:: Task ::
Copy the result of filtering the entries below for lines that include the string "text".

[Collected data entries]
[Start of section]
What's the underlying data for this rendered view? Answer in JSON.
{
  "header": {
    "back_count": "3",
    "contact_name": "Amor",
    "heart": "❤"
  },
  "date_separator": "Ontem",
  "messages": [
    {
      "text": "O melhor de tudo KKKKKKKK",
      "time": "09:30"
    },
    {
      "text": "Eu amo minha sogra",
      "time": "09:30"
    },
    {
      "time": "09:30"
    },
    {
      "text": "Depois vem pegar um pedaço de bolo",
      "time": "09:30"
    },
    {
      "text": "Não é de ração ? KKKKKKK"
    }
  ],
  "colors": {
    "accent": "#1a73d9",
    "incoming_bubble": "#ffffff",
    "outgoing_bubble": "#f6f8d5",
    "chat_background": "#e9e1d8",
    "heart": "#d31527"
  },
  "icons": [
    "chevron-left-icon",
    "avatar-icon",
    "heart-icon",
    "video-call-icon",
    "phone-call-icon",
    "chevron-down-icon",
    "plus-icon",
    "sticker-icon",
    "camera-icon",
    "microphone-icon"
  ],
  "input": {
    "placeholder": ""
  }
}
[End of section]
:: Answer space ::
      "text": "O melhor de tudo KKKKKKKK",
      "text": "Eu amo minha sogra",
      "text": "Depois vem pegar um pedaço de bolo",
      "text": "Não é de ração ? KKKKKKK"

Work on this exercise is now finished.